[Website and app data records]

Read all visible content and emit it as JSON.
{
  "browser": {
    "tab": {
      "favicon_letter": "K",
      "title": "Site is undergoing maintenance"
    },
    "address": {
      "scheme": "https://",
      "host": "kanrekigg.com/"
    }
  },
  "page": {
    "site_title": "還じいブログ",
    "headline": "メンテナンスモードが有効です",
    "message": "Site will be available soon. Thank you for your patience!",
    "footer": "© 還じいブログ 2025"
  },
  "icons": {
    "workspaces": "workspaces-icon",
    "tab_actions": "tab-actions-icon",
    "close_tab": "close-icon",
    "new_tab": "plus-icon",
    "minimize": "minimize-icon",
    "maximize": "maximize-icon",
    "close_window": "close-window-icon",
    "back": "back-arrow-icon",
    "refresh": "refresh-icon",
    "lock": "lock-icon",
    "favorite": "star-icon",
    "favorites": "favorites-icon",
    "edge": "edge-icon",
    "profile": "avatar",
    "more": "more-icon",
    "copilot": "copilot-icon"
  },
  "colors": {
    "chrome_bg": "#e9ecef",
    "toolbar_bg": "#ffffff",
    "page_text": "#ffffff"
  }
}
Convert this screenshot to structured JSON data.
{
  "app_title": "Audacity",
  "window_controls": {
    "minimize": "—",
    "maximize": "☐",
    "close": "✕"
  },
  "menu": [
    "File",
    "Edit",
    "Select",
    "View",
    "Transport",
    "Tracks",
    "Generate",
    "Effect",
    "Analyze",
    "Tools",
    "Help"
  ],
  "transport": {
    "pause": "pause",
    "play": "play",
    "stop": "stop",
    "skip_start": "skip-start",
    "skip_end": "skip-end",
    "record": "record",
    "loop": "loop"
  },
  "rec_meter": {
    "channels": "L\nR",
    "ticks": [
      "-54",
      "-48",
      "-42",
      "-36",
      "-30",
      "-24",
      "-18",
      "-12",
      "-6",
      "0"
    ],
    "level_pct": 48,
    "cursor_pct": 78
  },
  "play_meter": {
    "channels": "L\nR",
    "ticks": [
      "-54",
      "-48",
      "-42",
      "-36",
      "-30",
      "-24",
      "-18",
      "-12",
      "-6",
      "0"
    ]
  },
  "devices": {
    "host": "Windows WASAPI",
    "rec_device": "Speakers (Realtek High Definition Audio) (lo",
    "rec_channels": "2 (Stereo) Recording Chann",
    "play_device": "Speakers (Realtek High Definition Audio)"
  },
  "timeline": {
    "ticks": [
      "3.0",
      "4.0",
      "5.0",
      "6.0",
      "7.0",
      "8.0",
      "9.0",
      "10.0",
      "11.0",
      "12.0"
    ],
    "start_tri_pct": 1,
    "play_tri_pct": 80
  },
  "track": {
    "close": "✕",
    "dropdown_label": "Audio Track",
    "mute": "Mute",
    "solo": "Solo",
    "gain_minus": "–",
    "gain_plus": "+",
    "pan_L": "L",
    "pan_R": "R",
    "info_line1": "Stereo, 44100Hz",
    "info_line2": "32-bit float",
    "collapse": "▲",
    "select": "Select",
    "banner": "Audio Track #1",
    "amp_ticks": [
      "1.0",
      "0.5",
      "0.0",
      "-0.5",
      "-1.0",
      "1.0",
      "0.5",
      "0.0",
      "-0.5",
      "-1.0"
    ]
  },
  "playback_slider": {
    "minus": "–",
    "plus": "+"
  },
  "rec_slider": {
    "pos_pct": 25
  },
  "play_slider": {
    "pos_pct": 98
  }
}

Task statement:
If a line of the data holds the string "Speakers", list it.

Exercise response:
    "rec_device": "Speakers (Realtek High Definition Audio) (lo",
    "play_device": "Speakers (Realtek High Definition Audio)"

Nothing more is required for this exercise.